But in his resignation speech before Palestinian lawmakers, Abbas placed the blame on Israel and the United States for undermining his government.
“The fundamental problem was Israel’s unwillingness to implement its commitments in the road map,” he said.
He also indirectly criticized Arafat and other Palestinian leaders, emphasizing “harsh and dangerous domestic incitement against his government.”
Abbas could yet return to the post of prime minister, but it might require new obedience to Arafat, who outstrips him in terms of power and popularity among Palestinians.
On Sunday, Arafat apparently chose Ahmed Karia to be the next prime minister of the Palestinian Authority. Karia, who is considered a relative moderate, was one of the architects of the Oslo accords.
Others that have been mentioned for the job include Palestinian Finance Minister Salam Fayyad and West Bank multimillionaire Munib Al-Masri. All three are considered relative moderates.
After Abbas’ resignation, members of Israeli Prime Minister Ariel Sharon’s Cabinet reiterated their calls for harsh measures against Arafat for undermining peace efforts.
The Palestinian leader should “not be immune from anything,” Cabinet minister Uzi Landau told Israel’s Army Radio. Other ministers called for exiling Arafat.

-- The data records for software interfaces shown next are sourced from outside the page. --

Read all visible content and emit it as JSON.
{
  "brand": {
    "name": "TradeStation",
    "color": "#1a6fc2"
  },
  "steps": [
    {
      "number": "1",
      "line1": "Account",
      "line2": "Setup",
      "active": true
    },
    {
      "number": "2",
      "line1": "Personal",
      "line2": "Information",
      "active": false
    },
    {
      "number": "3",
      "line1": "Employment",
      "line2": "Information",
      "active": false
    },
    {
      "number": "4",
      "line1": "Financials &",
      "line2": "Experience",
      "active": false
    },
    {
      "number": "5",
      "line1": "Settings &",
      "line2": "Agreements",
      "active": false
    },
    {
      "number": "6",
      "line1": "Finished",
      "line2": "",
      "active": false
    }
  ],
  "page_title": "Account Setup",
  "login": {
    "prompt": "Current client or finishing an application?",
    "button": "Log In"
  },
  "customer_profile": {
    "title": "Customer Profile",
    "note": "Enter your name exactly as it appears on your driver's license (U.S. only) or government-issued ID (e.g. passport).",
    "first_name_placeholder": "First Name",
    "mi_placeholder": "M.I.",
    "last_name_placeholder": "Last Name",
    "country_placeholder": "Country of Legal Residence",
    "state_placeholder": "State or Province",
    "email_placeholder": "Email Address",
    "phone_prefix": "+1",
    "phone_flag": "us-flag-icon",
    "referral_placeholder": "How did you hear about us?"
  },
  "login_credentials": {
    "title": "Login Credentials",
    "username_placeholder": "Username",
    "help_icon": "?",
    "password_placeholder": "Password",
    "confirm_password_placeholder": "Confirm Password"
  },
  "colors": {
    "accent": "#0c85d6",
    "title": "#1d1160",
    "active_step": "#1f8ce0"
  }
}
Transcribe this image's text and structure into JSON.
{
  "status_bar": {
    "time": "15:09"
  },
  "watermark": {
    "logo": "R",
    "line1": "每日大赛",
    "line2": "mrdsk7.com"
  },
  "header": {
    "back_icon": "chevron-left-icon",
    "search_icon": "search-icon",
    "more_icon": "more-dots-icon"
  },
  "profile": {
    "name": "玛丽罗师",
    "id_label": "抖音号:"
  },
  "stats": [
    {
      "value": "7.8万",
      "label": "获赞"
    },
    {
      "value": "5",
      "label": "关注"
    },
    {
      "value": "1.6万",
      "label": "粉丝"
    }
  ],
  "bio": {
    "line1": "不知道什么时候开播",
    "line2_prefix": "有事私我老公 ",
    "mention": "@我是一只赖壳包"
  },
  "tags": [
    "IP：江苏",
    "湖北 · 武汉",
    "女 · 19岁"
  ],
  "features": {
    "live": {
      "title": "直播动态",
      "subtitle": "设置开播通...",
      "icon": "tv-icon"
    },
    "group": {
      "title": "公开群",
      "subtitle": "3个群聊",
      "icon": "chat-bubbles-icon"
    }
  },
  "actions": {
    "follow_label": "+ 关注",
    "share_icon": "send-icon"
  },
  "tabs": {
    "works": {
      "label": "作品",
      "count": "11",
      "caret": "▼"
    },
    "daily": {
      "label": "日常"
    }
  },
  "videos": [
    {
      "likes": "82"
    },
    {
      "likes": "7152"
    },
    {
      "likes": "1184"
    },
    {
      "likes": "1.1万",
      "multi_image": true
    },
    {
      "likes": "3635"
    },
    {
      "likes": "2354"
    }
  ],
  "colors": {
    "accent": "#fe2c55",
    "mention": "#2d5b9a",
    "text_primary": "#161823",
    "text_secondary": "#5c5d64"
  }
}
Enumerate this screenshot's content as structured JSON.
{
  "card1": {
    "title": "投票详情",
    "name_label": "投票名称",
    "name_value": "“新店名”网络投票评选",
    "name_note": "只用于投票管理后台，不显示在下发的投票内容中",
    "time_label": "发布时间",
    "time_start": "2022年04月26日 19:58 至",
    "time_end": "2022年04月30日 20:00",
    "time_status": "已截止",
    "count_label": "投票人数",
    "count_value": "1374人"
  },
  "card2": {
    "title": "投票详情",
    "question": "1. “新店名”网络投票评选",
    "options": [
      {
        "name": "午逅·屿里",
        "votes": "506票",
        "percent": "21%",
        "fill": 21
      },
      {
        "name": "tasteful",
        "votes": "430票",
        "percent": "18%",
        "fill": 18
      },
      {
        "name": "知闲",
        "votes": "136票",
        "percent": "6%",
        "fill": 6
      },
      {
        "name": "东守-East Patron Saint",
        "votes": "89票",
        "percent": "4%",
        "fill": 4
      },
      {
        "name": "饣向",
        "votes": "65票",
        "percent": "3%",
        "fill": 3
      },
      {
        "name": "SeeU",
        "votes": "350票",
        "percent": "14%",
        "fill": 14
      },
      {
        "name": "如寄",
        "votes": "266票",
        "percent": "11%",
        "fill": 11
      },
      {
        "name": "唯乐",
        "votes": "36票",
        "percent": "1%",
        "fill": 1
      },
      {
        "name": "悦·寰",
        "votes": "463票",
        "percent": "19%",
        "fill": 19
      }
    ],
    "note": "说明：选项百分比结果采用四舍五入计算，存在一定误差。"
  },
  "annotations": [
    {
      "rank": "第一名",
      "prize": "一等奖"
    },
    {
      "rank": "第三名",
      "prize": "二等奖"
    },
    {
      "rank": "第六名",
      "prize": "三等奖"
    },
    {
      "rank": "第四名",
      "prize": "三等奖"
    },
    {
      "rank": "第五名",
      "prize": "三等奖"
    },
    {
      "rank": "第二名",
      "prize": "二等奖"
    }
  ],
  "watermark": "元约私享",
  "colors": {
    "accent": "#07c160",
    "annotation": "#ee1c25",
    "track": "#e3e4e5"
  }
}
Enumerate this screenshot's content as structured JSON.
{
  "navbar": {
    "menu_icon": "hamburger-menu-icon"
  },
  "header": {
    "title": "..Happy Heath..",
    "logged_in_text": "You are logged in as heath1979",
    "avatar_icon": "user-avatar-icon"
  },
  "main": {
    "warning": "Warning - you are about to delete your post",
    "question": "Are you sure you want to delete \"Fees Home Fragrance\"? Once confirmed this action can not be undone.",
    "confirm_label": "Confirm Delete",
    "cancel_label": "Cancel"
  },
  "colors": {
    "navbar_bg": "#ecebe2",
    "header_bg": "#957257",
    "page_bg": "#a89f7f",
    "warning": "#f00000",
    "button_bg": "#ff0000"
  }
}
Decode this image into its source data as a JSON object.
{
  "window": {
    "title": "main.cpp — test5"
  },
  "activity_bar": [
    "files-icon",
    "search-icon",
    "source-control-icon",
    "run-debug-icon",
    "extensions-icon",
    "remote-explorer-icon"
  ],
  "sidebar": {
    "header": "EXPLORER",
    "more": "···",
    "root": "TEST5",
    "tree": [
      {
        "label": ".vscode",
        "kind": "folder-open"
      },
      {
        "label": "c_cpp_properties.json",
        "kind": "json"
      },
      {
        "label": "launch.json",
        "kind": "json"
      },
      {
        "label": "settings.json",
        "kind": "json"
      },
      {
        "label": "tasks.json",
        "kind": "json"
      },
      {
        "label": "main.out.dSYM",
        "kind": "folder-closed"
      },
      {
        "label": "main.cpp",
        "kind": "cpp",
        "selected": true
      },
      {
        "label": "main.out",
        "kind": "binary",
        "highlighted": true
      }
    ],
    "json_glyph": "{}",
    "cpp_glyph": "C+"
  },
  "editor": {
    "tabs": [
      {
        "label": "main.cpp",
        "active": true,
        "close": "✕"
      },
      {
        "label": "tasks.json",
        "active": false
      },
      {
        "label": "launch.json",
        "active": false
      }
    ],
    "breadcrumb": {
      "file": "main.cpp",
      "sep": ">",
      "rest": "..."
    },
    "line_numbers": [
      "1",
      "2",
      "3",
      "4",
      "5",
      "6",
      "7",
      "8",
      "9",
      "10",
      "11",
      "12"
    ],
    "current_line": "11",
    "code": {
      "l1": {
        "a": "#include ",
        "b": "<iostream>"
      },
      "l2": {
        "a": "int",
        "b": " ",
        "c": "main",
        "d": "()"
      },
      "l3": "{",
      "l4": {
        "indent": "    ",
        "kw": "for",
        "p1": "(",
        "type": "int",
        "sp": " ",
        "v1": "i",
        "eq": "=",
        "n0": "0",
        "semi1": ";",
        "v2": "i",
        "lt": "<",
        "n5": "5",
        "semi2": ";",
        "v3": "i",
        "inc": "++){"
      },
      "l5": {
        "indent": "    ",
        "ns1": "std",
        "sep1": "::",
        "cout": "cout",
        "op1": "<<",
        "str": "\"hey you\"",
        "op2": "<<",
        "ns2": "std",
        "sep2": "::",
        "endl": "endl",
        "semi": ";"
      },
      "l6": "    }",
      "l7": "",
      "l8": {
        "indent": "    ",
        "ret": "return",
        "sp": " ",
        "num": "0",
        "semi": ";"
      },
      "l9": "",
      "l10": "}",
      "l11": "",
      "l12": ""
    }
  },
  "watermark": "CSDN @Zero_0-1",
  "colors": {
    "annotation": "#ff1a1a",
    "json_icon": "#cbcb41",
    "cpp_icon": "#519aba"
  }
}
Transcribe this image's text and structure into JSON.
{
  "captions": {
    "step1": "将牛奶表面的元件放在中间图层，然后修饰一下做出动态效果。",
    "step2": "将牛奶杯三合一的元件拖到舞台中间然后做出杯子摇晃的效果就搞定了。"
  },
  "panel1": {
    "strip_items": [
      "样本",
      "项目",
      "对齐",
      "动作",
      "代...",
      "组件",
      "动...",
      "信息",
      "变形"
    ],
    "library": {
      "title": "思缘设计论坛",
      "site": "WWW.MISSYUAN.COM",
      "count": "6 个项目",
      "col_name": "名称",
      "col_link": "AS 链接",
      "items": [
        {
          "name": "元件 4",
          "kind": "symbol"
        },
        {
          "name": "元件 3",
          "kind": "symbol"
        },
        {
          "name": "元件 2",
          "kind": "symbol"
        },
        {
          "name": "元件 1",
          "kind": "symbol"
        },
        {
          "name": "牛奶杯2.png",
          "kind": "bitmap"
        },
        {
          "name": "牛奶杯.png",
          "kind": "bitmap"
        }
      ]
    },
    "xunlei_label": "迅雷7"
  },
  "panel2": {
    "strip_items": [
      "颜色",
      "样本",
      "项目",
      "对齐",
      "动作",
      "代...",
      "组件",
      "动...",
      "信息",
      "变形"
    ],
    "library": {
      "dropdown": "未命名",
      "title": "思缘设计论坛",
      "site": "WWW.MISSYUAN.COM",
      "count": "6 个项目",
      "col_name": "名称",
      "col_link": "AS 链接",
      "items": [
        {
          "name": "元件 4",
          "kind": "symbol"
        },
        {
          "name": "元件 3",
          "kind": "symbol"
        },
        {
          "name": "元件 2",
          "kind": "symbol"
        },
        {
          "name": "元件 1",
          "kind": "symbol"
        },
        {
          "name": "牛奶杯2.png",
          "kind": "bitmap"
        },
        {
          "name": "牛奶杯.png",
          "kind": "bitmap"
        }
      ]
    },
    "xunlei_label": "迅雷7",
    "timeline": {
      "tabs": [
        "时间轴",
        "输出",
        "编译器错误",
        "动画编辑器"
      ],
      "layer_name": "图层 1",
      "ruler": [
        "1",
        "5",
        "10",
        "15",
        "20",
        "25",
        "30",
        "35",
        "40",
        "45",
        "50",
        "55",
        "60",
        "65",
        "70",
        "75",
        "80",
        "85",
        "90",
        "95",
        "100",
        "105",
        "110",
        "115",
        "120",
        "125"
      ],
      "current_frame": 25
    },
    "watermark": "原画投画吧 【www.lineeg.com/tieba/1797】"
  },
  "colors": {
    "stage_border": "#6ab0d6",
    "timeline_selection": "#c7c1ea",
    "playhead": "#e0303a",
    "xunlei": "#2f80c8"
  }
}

Meanwhile, Israel continued its campaign against Hamas leaders with an airstrike Saturday aimed at the group’s founder and spiritual leader. The Gaza airstrike lightly wounded Yassin, a blind, paraplegic cleric, along with 15 others in an apartment building where Yassin was meeting with other Hamas leaders.
“It’s us or them,” Sharon told Israel’s daily Yediot Achronot, referring to the leaders of Hamas. “They are dead men. We won’t give them any rest since they have just one goal, our destruction.”
Hamas responded with fierce vows of revenge, prompting Israeli authorities to seal the West Bank and Gaza Strip.
Hamas has been on the defensive ever since perpetrating a suicide bus bombing in Jerusalem on Aug. 19, which killed 22. The latest victim, Mordechai Laufer, 27, died late last week of his wounds. The weekend’s strike was the latest in a series of Israeli attacks against the group’s leaders.
The group also was put on the diplomatic defensive over the weekend with the declaration by the European Union that the group’s political wing would be considered a terrorist entity. That move was a turnaround from the European Union’s previous stance, and it came after calls by President Bush to outlaw all branches of the terrorist group. The European Union already had outlawed Hamas’ military wing.
The decision was made Saturday at a two-day meeting of E.U. foreign ministers in northern Italy and will block funding to Hamas-run political organizations, charities and social welfare associations.
The ministers at that meeting also deplored Abbas’ resignation.
With Abbas gone and Arafat again in sole control of Palestinian Authority diplomacy, calls in Israel are mounting for Arafat’s removal. Israel and the United States accuse Arafat of supporting terrorist attacks and of blocking Abbas’ efforts to implement the road map.
The idea of deporting Arafat appeals to many Israelis who, a decade after the Oslo peace accords, have learned to distrust the Palestinian Authority president.
Some Israeli officials have even suggested that Arafat be killed.
But Palestinians warn that any successor to Arafat in the West Bank and Gaza would be marked from the outset as an Israeli patsy and that exile would amplify Arafat’s power.
The Archive of the Jewish Telegraphic Agency includes articles published from 1923 to 2008. Archive stories reflect the journalistic standards and practices of the time they were published.